Also, when I write a game, I try to include some elements that appeal to young, energetic fans. For example, the Geneforge series had a lot of in-depth politics and difficult, wrenching, role-playing choices. However, a lot of people bought the games because they liked the idea of having an army of fire-breathing dinosaurs. Avadon does not have fire-breathing dinosaurs, but it has elements of similar, simple fun.
"The shaman has dedicated her life to nature, and nature, in return, has rewarded her with great power. She can use her connection to the wilds to heal and bless her allies. And, when angered, she can call wind, lightning, and fire to devastate those who challenge her. A shaman is rarely alone. She can call wolves or, eventually, drakes to serve and protect her. Also, she has the unique ability to heal wounded allies."I wanted a character who could summon pets, and I wanted a character who had a few healing spells. Those two abilities fit very naturally with the shaman idea, especially since I'd already decided that a large swath of the land of Lynaeus was still settled with fierce, tribal barbarians. The shaman is a class that can do a lot of useful things. Produce damage. Make a pet that can bite or hold off foes. Heal and bless allies. Curse foes. They definitely have the most unique flavor of the classes in the game.

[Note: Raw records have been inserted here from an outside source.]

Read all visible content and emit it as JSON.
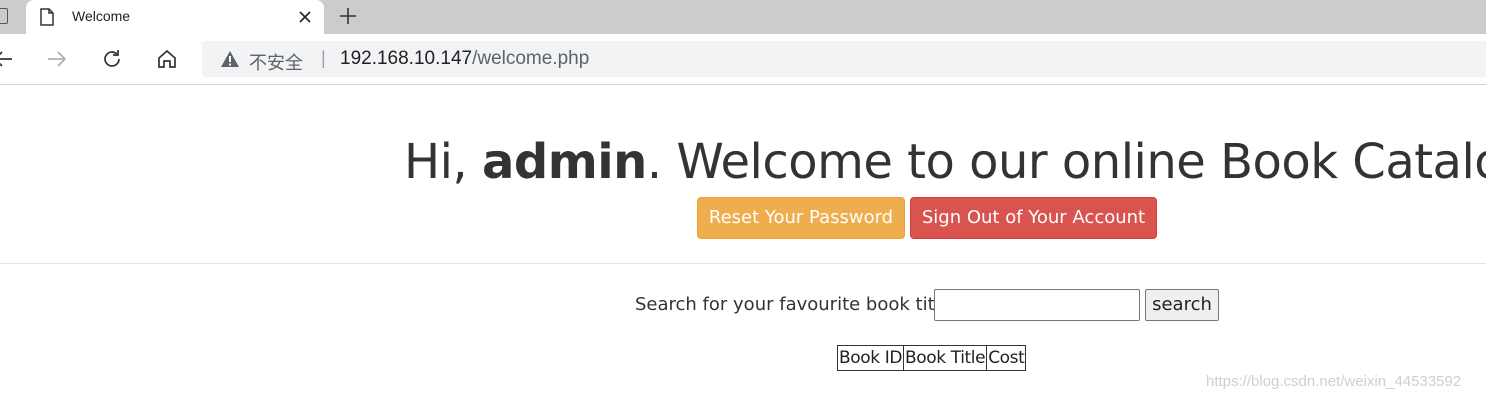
{
  "browser": {
    "tab_title": "Welcome",
    "insecure_label": "不安全",
    "separator": "|",
    "url_host": "192.168.10.147",
    "url_path": "/welcome.php"
  },
  "header": {
    "greeting_prefix": "Hi, ",
    "username": "admin",
    "greeting_suffix": ". Welcome to our online Book Catalog.",
    "reset_label": "Reset Your Password",
    "signout_label": "Sign Out of Your Account"
  },
  "search": {
    "label": "Search for your favourite book title",
    "input_value": "",
    "button_label": "search"
  },
  "table": {
    "columns": [
      "Book ID",
      "Book Title",
      "Cost"
    ]
  },
  "watermark": "https://blog.csdn.net/weixin_44533592",
  "colors": {
    "warning": "#f0ad4e",
    "danger": "#d9534f"
  },
  "icons": [
    "page-icon",
    "document-icon",
    "close-icon",
    "plus-icon",
    "back-arrow-icon",
    "forward-arrow-icon",
    "reload-icon",
    "home-icon",
    "warning-icon"
  ]
}
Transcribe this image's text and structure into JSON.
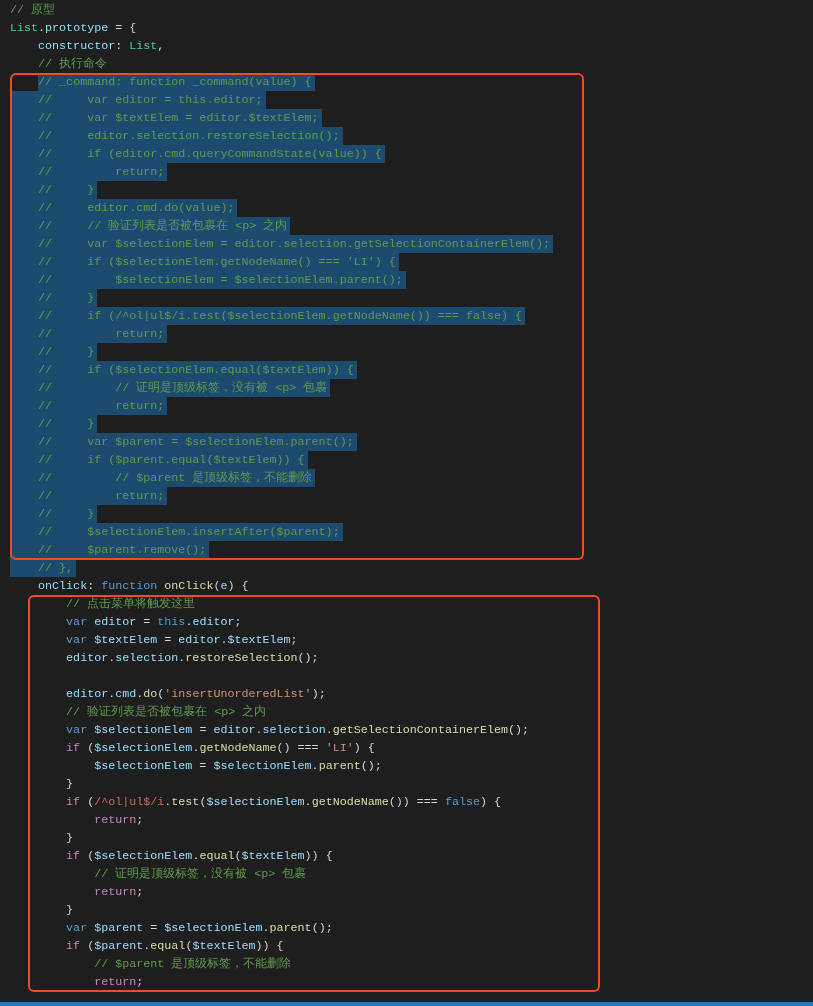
{
  "editor": {
    "lines": [
      {
        "kind": "code",
        "selected": false,
        "tokens": [
          {
            "kind": "comment",
            "text": "// 原型"
          }
        ]
      },
      {
        "kind": "code",
        "selected": false,
        "tokens": [
          {
            "kind": "type",
            "text": "List"
          },
          {
            "kind": "punct",
            "text": "."
          },
          {
            "kind": "ident",
            "text": "prototype"
          },
          {
            "kind": "punct",
            "text": " = {"
          }
        ]
      },
      {
        "kind": "code",
        "selected": false,
        "tokens": [
          {
            "kind": "ident",
            "text": "    constructor"
          },
          {
            "kind": "punct",
            "text": ": "
          },
          {
            "kind": "type",
            "text": "List"
          },
          {
            "kind": "punct",
            "text": ","
          }
        ]
      },
      {
        "kind": "code",
        "selected": false,
        "tokens": [
          {
            "kind": "comment",
            "text": "    // 执行命令"
          }
        ]
      },
      {
        "kind": "code",
        "selected": true,
        "selection_starts_at_text": true,
        "tokens": [
          {
            "kind": "comment",
            "text": "    // _command: function _command(value) {"
          }
        ]
      },
      {
        "kind": "code",
        "selected": true,
        "tokens": [
          {
            "kind": "comment",
            "text": "    //     var editor = this.editor;"
          }
        ]
      },
      {
        "kind": "code",
        "selected": true,
        "tokens": [
          {
            "kind": "comment",
            "text": "    //     var $textElem = editor.$textElem;"
          }
        ]
      },
      {
        "kind": "code",
        "selected": true,
        "tokens": [
          {
            "kind": "comment",
            "text": "    //     editor.selection.restoreSelection();"
          }
        ]
      },
      {
        "kind": "code",
        "selected": true,
        "tokens": [
          {
            "kind": "comment",
            "text": "    //     if (editor.cmd.queryCommandState(value)) {"
          }
        ]
      },
      {
        "kind": "code",
        "selected": true,
        "tokens": [
          {
            "kind": "comment",
            "text": "    //         return;"
          }
        ]
      },
      {
        "kind": "code",
        "selected": true,
        "tokens": [
          {
            "kind": "comment",
            "text": "    //     }"
          }
        ]
      },
      {
        "kind": "code",
        "selected": true,
        "tokens": [
          {
            "kind": "comment",
            "text": "    //     editor.cmd.do(value);"
          }
        ]
      },
      {
        "kind": "code",
        "selected": true,
        "tokens": [
          {
            "kind": "comment",
            "text": "    //     // 验证列表是否被包裹在 <p> 之内"
          }
        ]
      },
      {
        "kind": "code",
        "selected": true,
        "tokens": [
          {
            "kind": "comment",
            "text": "    //     var $selectionElem = editor.selection.getSelectionContainerElem();"
          }
        ]
      },
      {
        "kind": "code",
        "selected": true,
        "tokens": [
          {
            "kind": "comment",
            "text": "    //     if ($selectionElem.getNodeName() === 'LI') {"
          }
        ]
      },
      {
        "kind": "code",
        "selected": true,
        "tokens": [
          {
            "kind": "comment",
            "text": "    //         $selectionElem = $selectionElem.parent();"
          }
        ]
      },
      {
        "kind": "code",
        "selected": true,
        "tokens": [
          {
            "kind": "comment",
            "text": "    //     }"
          }
        ]
      },
      {
        "kind": "code",
        "selected": true,
        "tokens": [
          {
            "kind": "comment",
            "text": "    //     if (/^ol|ul$/i.test($selectionElem.getNodeName()) === false) {"
          }
        ]
      },
      {
        "kind": "code",
        "selected": true,
        "tokens": [
          {
            "kind": "comment",
            "text": "    //         return;"
          }
        ]
      },
      {
        "kind": "code",
        "selected": true,
        "tokens": [
          {
            "kind": "comment",
            "text": "    //     }"
          }
        ]
      },
      {
        "kind": "code",
        "selected": true,
        "tokens": [
          {
            "kind": "comment",
            "text": "    //     if ($selectionElem.equal($textElem)) {"
          }
        ]
      },
      {
        "kind": "code",
        "selected": true,
        "tokens": [
          {
            "kind": "comment",
            "text": "    //         // 证明是顶级标签，没有被 <p> 包裹"
          }
        ]
      },
      {
        "kind": "code",
        "selected": true,
        "tokens": [
          {
            "kind": "comment",
            "text": "    //         return;"
          }
        ]
      },
      {
        "kind": "code",
        "selected": true,
        "tokens": [
          {
            "kind": "comment",
            "text": "    //     }"
          }
        ]
      },
      {
        "kind": "code",
        "selected": true,
        "tokens": [
          {
            "kind": "comment",
            "text": "    //     var $parent = $selectionElem.parent();"
          }
        ]
      },
      {
        "kind": "code",
        "selected": true,
        "tokens": [
          {
            "kind": "comment",
            "text": "    //     if ($parent.equal($textElem)) {"
          }
        ]
      },
      {
        "kind": "code",
        "selected": true,
        "tokens": [
          {
            "kind": "comment",
            "text": "    //         // $parent 是顶级标签，不能删除"
          }
        ]
      },
      {
        "kind": "code",
        "selected": true,
        "tokens": [
          {
            "kind": "comment",
            "text": "    //         return;"
          }
        ]
      },
      {
        "kind": "code",
        "selected": true,
        "tokens": [
          {
            "kind": "comment",
            "text": "    //     }"
          }
        ]
      },
      {
        "kind": "code",
        "selected": true,
        "tokens": [
          {
            "kind": "comment",
            "text": "    //     $selectionElem.insertAfter($parent);"
          }
        ]
      },
      {
        "kind": "code",
        "selected": true,
        "tokens": [
          {
            "kind": "comment",
            "text": "    //     $parent.remove();"
          }
        ]
      },
      {
        "kind": "code",
        "selected": true,
        "tokens": [
          {
            "kind": "comment",
            "text": "    // },"
          }
        ]
      },
      {
        "kind": "code",
        "selected": false,
        "tokens": [
          {
            "kind": "ident",
            "text": "    onClick"
          },
          {
            "kind": "punct",
            "text": ": "
          },
          {
            "kind": "keyword",
            "text": "function "
          },
          {
            "kind": "func",
            "text": "onClick"
          },
          {
            "kind": "punct",
            "text": "("
          },
          {
            "kind": "ident",
            "text": "e"
          },
          {
            "kind": "punct",
            "text": ") {"
          }
        ]
      },
      {
        "kind": "code",
        "selected": false,
        "tokens": [
          {
            "kind": "comment",
            "text": "        // 点击菜单将触发这里"
          }
        ]
      },
      {
        "kind": "code",
        "selected": false,
        "tokens": [
          {
            "kind": "keyword",
            "text": "        var "
          },
          {
            "kind": "ident",
            "text": "editor"
          },
          {
            "kind": "punct",
            "text": " = "
          },
          {
            "kind": "keyword",
            "text": "this"
          },
          {
            "kind": "punct",
            "text": "."
          },
          {
            "kind": "ident",
            "text": "editor"
          },
          {
            "kind": "punct",
            "text": ";"
          }
        ]
      },
      {
        "kind": "code",
        "selected": false,
        "tokens": [
          {
            "kind": "keyword",
            "text": "        var "
          },
          {
            "kind": "ident",
            "text": "$textElem"
          },
          {
            "kind": "punct",
            "text": " = "
          },
          {
            "kind": "ident",
            "text": "editor"
          },
          {
            "kind": "punct",
            "text": "."
          },
          {
            "kind": "ident",
            "text": "$textElem"
          },
          {
            "kind": "punct",
            "text": ";"
          }
        ]
      },
      {
        "kind": "code",
        "selected": false,
        "tokens": [
          {
            "kind": "ident",
            "text": "        editor"
          },
          {
            "kind": "punct",
            "text": "."
          },
          {
            "kind": "ident",
            "text": "selection"
          },
          {
            "kind": "punct",
            "text": "."
          },
          {
            "kind": "func",
            "text": "restoreSelection"
          },
          {
            "kind": "punct",
            "text": "();"
          }
        ]
      },
      {
        "kind": "blank"
      },
      {
        "kind": "code",
        "selected": false,
        "tokens": [
          {
            "kind": "ident",
            "text": "        editor"
          },
          {
            "kind": "punct",
            "text": "."
          },
          {
            "kind": "ident",
            "text": "cmd"
          },
          {
            "kind": "punct",
            "text": "."
          },
          {
            "kind": "func",
            "text": "do"
          },
          {
            "kind": "punct",
            "text": "("
          },
          {
            "kind": "string",
            "text": "'insertUnorderedList'"
          },
          {
            "kind": "punct",
            "text": ");"
          }
        ]
      },
      {
        "kind": "code",
        "selected": false,
        "tokens": [
          {
            "kind": "comment",
            "text": "        // 验证列表是否被包裹在 <p> 之内"
          }
        ]
      },
      {
        "kind": "code",
        "selected": false,
        "tokens": [
          {
            "kind": "keyword",
            "text": "        var "
          },
          {
            "kind": "ident",
            "text": "$selectionElem"
          },
          {
            "kind": "punct",
            "text": " = "
          },
          {
            "kind": "ident",
            "text": "editor"
          },
          {
            "kind": "punct",
            "text": "."
          },
          {
            "kind": "ident",
            "text": "selection"
          },
          {
            "kind": "punct",
            "text": "."
          },
          {
            "kind": "func",
            "text": "getSelectionContainerElem"
          },
          {
            "kind": "punct",
            "text": "();"
          }
        ]
      },
      {
        "kind": "code",
        "selected": false,
        "tokens": [
          {
            "kind": "control",
            "text": "        if"
          },
          {
            "kind": "punct",
            "text": " ("
          },
          {
            "kind": "ident",
            "text": "$selectionElem"
          },
          {
            "kind": "punct",
            "text": "."
          },
          {
            "kind": "func",
            "text": "getNodeName"
          },
          {
            "kind": "punct",
            "text": "() === "
          },
          {
            "kind": "string",
            "text": "'LI'"
          },
          {
            "kind": "punct",
            "text": ") {"
          }
        ]
      },
      {
        "kind": "code",
        "selected": false,
        "tokens": [
          {
            "kind": "ident",
            "text": "            $selectionElem"
          },
          {
            "kind": "punct",
            "text": " = "
          },
          {
            "kind": "ident",
            "text": "$selectionElem"
          },
          {
            "kind": "punct",
            "text": "."
          },
          {
            "kind": "func",
            "text": "parent"
          },
          {
            "kind": "punct",
            "text": "();"
          }
        ]
      },
      {
        "kind": "code",
        "selected": false,
        "tokens": [
          {
            "kind": "punct",
            "text": "        }"
          }
        ]
      },
      {
        "kind": "code",
        "selected": false,
        "tokens": [
          {
            "kind": "control",
            "text": "        if"
          },
          {
            "kind": "punct",
            "text": " ("
          },
          {
            "kind": "regex",
            "text": "/^ol|ul$/i"
          },
          {
            "kind": "punct",
            "text": "."
          },
          {
            "kind": "func",
            "text": "test"
          },
          {
            "kind": "punct",
            "text": "("
          },
          {
            "kind": "ident",
            "text": "$selectionElem"
          },
          {
            "kind": "punct",
            "text": "."
          },
          {
            "kind": "func",
            "text": "getNodeName"
          },
          {
            "kind": "punct",
            "text": "()) === "
          },
          {
            "kind": "keyword",
            "text": "false"
          },
          {
            "kind": "punct",
            "text": ") {"
          }
        ]
      },
      {
        "kind": "code",
        "selected": false,
        "tokens": [
          {
            "kind": "control",
            "text": "            return"
          },
          {
            "kind": "punct",
            "text": ";"
          }
        ]
      },
      {
        "kind": "code",
        "selected": false,
        "tokens": [
          {
            "kind": "punct",
            "text": "        }"
          }
        ]
      },
      {
        "kind": "code",
        "selected": false,
        "tokens": [
          {
            "kind": "control",
            "text": "        if"
          },
          {
            "kind": "punct",
            "text": " ("
          },
          {
            "kind": "ident",
            "text": "$selectionElem"
          },
          {
            "kind": "punct",
            "text": "."
          },
          {
            "kind": "func",
            "text": "equal"
          },
          {
            "kind": "punct",
            "text": "("
          },
          {
            "kind": "ident",
            "text": "$textElem"
          },
          {
            "kind": "punct",
            "text": ")) {"
          }
        ]
      },
      {
        "kind": "code",
        "selected": false,
        "tokens": [
          {
            "kind": "comment",
            "text": "            // 证明是顶级标签，没有被 <p> 包裹"
          }
        ]
      },
      {
        "kind": "code",
        "selected": false,
        "tokens": [
          {
            "kind": "control",
            "text": "            return"
          },
          {
            "kind": "punct",
            "text": ";"
          }
        ]
      },
      {
        "kind": "code",
        "selected": false,
        "tokens": [
          {
            "kind": "punct",
            "text": "        }"
          }
        ]
      },
      {
        "kind": "code",
        "selected": false,
        "tokens": [
          {
            "kind": "keyword",
            "text": "        var "
          },
          {
            "kind": "ident",
            "text": "$parent"
          },
          {
            "kind": "punct",
            "text": " = "
          },
          {
            "kind": "ident",
            "text": "$selectionElem"
          },
          {
            "kind": "punct",
            "text": "."
          },
          {
            "kind": "func",
            "text": "parent"
          },
          {
            "kind": "punct",
            "text": "();"
          }
        ]
      },
      {
        "kind": "code",
        "selected": false,
        "tokens": [
          {
            "kind": "control",
            "text": "        if"
          },
          {
            "kind": "punct",
            "text": " ("
          },
          {
            "kind": "ident",
            "text": "$parent"
          },
          {
            "kind": "punct",
            "text": "."
          },
          {
            "kind": "func",
            "text": "equal"
          },
          {
            "kind": "punct",
            "text": "("
          },
          {
            "kind": "ident",
            "text": "$textElem"
          },
          {
            "kind": "punct",
            "text": ")) {"
          }
        ]
      },
      {
        "kind": "code",
        "selected": false,
        "tokens": [
          {
            "kind": "comment",
            "text": "            // $parent 是顶级标签，不能删除"
          }
        ]
      },
      {
        "kind": "code",
        "selected": false,
        "tokens": [
          {
            "kind": "control",
            "text": "            return"
          },
          {
            "kind": "punct",
            "text": ";"
          }
        ]
      }
    ]
  },
  "annotations": [
    {
      "kind": "rectangle"
    },
    {
      "kind": "rectangle"
    }
  ]
}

It is worth pointing out, once again, that I am leavening the occasional grimness of the setting and seriousness of the drama with a lot of standard fantasy trappings. Ninjas AND barbarians? What? I've always enjoyed writing games that mix the high-minded and the silly.
"The sorceress has dedicated her life to the mastery of the arcane arts. Fragile in battle, she makes up for it with the ability to summon forth clouds of fire, lightning, or ice, obliterating her foes."Nothing innovative here. It's not an RPG without a cannon, someone who can summon big ol' tornadoes of fire to wipe everyone out. Fragile, unarmored, but able to blast large areas of the battlefield with raw power. Plus, daze or charm foes, give powerful blessings, and so on. Just keep her a safe distance from the monsters.
I don't feel guilty about having some of the classes be very straightforward and what people are used to in RPGs. I want players to have the option to stay with what they are familiar and comfortable with. The fireball-flinging magic user became a fantasy archetype for a reason.
So Those Are the Classes
Your party will usually have three characters: Your main character, and two others selected from the four helpers available to you, one from each class. (And each with his or her own personality, opinions, and goals.) I've tried to make a good mix of familiar and unusual, combat and melee, with a bit of blatant (but fun) fan service thrown in. I still have months of balance work ahead of me to make sure each class is distinct, useful, and fun, but so far, in practice, the system seems to be working very well in practice.
One Final Note On Gender
I have already received complaints because the two melee fighters are male and the two spellcasters are female. Some want female warriors and some want male casters, and they are unhappy. I can understand their irritation.
The sad truth is that this came about due to limited time and resources. Making the art for the four sorts of PCs already consumed a huge amount of time, even just making one gender per class. When we start work on Avadon 2, one of the first things we hope to do is to make female blademasters and shadowwalkers and male shamans and sorceresses. Until then, certain sacrifices had to be made in the hope of a timely release.